All of the entries below should be copied exactly as they appear.
*** Opening Available data ***
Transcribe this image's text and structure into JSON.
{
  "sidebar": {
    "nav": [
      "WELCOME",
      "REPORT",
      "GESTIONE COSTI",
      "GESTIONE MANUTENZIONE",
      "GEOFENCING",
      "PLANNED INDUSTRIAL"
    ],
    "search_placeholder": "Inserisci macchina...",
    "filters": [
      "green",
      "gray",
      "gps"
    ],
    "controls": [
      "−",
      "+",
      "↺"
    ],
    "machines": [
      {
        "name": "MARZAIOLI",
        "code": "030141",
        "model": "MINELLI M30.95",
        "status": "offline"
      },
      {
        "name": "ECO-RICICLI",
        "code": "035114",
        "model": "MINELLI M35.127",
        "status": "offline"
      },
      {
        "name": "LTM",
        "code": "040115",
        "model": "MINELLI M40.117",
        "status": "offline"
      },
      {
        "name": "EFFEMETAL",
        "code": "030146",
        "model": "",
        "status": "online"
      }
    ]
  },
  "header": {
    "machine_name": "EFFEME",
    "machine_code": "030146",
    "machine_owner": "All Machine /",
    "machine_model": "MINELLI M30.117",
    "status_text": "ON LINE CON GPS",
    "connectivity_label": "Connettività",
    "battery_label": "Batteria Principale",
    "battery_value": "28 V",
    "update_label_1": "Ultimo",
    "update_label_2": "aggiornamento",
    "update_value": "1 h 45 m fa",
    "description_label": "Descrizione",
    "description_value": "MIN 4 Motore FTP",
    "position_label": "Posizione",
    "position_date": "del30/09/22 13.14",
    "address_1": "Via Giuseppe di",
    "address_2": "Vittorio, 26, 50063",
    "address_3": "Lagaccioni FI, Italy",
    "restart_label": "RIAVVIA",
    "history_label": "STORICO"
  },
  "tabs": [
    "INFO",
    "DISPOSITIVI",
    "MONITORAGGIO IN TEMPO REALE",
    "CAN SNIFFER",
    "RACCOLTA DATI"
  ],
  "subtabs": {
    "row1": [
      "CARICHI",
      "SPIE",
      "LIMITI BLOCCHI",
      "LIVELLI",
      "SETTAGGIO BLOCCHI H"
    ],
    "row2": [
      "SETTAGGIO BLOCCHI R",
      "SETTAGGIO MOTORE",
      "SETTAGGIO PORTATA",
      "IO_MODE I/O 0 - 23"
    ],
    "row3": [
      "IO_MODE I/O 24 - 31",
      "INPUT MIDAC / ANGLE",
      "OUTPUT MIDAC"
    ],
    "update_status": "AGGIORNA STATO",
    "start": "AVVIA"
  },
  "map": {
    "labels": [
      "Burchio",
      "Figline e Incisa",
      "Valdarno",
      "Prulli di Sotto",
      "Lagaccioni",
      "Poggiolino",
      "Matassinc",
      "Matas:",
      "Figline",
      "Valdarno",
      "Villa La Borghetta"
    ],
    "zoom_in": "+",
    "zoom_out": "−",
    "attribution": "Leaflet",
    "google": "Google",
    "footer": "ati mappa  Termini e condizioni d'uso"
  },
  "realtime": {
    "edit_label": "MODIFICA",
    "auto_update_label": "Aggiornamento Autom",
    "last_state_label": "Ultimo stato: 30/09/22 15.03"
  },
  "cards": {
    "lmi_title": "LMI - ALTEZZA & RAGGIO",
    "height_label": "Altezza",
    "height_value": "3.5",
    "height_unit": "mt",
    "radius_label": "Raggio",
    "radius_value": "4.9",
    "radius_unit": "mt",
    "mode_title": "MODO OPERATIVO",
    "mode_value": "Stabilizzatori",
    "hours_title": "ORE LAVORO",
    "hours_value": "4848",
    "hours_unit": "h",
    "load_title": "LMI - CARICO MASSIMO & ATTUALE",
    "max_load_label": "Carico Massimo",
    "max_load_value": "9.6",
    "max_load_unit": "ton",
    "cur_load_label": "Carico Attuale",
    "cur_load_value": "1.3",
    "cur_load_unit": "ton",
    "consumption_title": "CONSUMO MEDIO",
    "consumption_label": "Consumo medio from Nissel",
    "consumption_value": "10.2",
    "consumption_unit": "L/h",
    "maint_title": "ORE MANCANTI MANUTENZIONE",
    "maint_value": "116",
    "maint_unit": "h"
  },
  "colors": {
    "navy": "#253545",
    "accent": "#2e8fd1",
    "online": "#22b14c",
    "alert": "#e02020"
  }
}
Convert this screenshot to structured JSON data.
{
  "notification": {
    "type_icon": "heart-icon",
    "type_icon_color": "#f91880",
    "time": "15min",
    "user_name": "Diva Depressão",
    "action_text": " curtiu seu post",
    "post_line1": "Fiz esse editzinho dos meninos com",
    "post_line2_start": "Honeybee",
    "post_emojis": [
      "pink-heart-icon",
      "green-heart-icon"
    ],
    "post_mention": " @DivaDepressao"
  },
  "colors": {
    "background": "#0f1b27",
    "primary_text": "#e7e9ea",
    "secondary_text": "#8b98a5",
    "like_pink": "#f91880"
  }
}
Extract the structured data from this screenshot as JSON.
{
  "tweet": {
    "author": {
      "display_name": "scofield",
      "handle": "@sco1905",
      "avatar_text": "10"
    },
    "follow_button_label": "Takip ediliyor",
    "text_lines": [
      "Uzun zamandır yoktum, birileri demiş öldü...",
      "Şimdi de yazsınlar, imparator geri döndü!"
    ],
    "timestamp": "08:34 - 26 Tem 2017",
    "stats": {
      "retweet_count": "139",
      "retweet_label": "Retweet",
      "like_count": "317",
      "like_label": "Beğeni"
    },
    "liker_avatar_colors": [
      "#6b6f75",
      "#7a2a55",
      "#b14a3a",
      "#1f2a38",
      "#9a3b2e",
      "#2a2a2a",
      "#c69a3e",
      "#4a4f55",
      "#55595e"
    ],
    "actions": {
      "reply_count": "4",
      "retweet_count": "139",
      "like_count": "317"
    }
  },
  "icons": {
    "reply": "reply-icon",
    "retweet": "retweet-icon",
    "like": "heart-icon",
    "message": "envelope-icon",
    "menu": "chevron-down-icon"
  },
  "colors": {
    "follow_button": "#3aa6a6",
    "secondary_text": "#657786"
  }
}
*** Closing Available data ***
• _Task solution_
Transcribe this image's text and structure into JSON.
{
  "sidebar": {
    "nav": [
      "WELCOME",
      "REPORT",
      "GESTIONE COSTI",
      "GESTIONE MANUTENZIONE",
      "GEOFENCING",
      "PLANNED INDUSTRIAL"
    ],
    "search_placeholder": "Inserisci macchina...",
    "filters": [
      "green",
      "gray",
      "gps"
    ],
    "controls": [
      "−",
      "+",
      "↺"
    ],
    "machines": [
      {
        "name": "MARZAIOLI",
        "code": "030141",
        "model": "MINELLI M30.95",
        "status": "offline"
      },
      {
        "name": "ECO-RICICLI",
        "code": "035114",
        "model": "MINELLI M35.127",
        "status": "offline"
      },
      {
        "name": "LTM",
        "code": "040115",
        "model": "MINELLI M40.117",
        "status": "offline"
      },
      {
        "name": "EFFEMETAL",
        "code": "030146",
        "model": "",
        "status": "online"
      }
    ]
  },
  "header": {
    "machine_name": "EFFEME",
    "machine_code": "030146",
    "machine_owner": "All Machine /",
    "machine_model": "MINELLI M30.117",
    "status_text": "ON LINE CON GPS",
    "connectivity_label": "Connettività",
    "battery_label": "Batteria Principale",
    "battery_value": "28 V",
    "update_label_1": "Ultimo",
    "update_label_2": "aggiornamento",
    "update_value": "1 h 45 m fa",
    "description_label": "Descrizione",
    "description_value": "MIN 4 Motore FTP",
    "position_label": "Posizione",
    "position_date": "del30/09/22 13.14",
    "address_1": "Via Giuseppe di",
    "address_2": "Vittorio, 26, 50063",
    "address_3": "Lagaccioni FI, Italy",
    "restart_label": "RIAVVIA",
    "history_label": "STORICO"
  },
  "tabs": [
    "INFO",
    "DISPOSITIVI",
    "MONITORAGGIO IN TEMPO REALE",
    "CAN SNIFFER",
    "RACCOLTA DATI"
  ],
  "subtabs": {
    "row1": [
      "CARICHI",
      "SPIE",
      "LIMITI BLOCCHI",
      "LIVELLI",
      "SETTAGGIO BLOCCHI H"
    ],
    "row2": [
      "SETTAGGIO BLOCCHI R",
      "SETTAGGIO MOTORE",
      "SETTAGGIO PORTATA",
      "IO_MODE I/O 0 - 23"
    ],
    "row3": [
      "IO_MODE I/O 24 - 31",
      "INPUT MIDAC / ANGLE",
      "OUTPUT MIDAC"
    ],
    "update_status": "AGGIORNA STATO",
    "start": "AVVIA"
  },
  "map": {
    "labels": [
      "Burchio",
      "Figline e Incisa",
      "Valdarno",
      "Prulli di Sotto",
      "Lagaccioni",
      "Poggiolino",
      "Matassinc",
      "Matas:",
      "Figline",
      "Valdarno",
      "Villa La Borghetta"
    ],
    "zoom_in": "+",
    "zoom_out": "−",
    "attribution": "Leaflet",
    "google": "Google",
    "footer": "ati mappa  Termini e condizioni d'uso"
  },
  "realtime": {
    "edit_label": "MODIFICA",
    "auto_update_label": "Aggiornamento Autom",
    "last_state_label": "Ultimo stato: 30/09/22 15.03"
  },
  "cards": {
    "lmi_title": "LMI - ALTEZZA & RAGGIO",
    "height_label": "Altezza",
    "height_value": "3.5",
    "height_unit": "mt",
    "radius_label": "Raggio",
    "radius_value": "4.9",
    "radius_unit": "mt",
    "mode_title": "MODO OPERATIVO",
    "mode_value": "Stabilizzatori",
    "hours_title": "ORE LAVORO",
    "hours_value": "4848",
    "hours_unit": "h",
    "load_title": "LMI - CARICO MASSIMO & ATTUALE",
    "max_load_label": "Carico Massimo",
    "max_load_value": "9.6",
    "max_load_unit": "ton",
    "cur_load_label": "Carico Attuale",
    "cur_load_value": "1.3",
    "cur_load_unit": "ton",
    "consumption_title": "CONSUMO MEDIO",
    "consumption_label": "Consumo medio from Nissel",
    "consumption_value": "10.2",
    "consumption_unit": "L/h",
    "maint_title": "ORE MANCANTI MANUTENZIONE",
    "maint_value": "116",
    "maint_unit": "h"
  },
  "colors": {
    "navy": "#253545",
    "accent": "#2e8fd1",
    "online": "#22b14c",
    "alert": "#e02020"
  }
}
Convert this screenshot to structured JSON data.
{
  "notification": {
    "type_icon": "heart-icon",
    "type_icon_color": "#f91880",
    "time": "15min",
    "user_name": "Diva Depressão",
    "action_text": " curtiu seu post",
    "post_line1": "Fiz esse editzinho dos meninos com",
    "post_line2_start": "Honeybee",
    "post_emojis": [
      "pink-heart-icon",
      "green-heart-icon"
    ],
    "post_mention": " @DivaDepressao"
  },
  "colors": {
    "background": "#0f1b27",
    "primary_text": "#e7e9ea",
    "secondary_text": "#8b98a5",
    "like_pink": "#f91880"
  }
}
Extract the structured data from this screenshot as JSON.
{
  "tweet": {
    "author": {
      "display_name": "scofield",
      "handle": "@sco1905",
      "avatar_text": "10"
    },
    "follow_button_label": "Takip ediliyor",
    "text_lines": [
      "Uzun zamandır yoktum, birileri demiş öldü...",
      "Şimdi de yazsınlar, imparator geri döndü!"
    ],
    "timestamp": "08:34 - 26 Tem 2017",
    "stats": {
      "retweet_count": "139",
      "retweet_label": "Retweet",
      "like_count": "317",
      "like_label": "Beğeni"
    },
    "liker_avatar_colors": [
      "#6b6f75",
      "#7a2a55",
      "#b14a3a",
      "#1f2a38",
      "#9a3b2e",
      "#2a2a2a",
      "#c69a3e",
      "#4a4f55",
      "#55595e"
    ],
    "actions": {
      "reply_count": "4",
      "retweet_count": "139",
      "like_count": "317"
    }
  },
  "icons": {
    "reply": "reply-icon",
    "retweet": "retweet-icon",
    "like": "heart-icon",
    "message": "envelope-icon",
    "menu": "chevron-down-icon"
  },
  "colors": {
    "follow_button": "#3aa6a6",
    "secondary_text": "#657786"
  }
}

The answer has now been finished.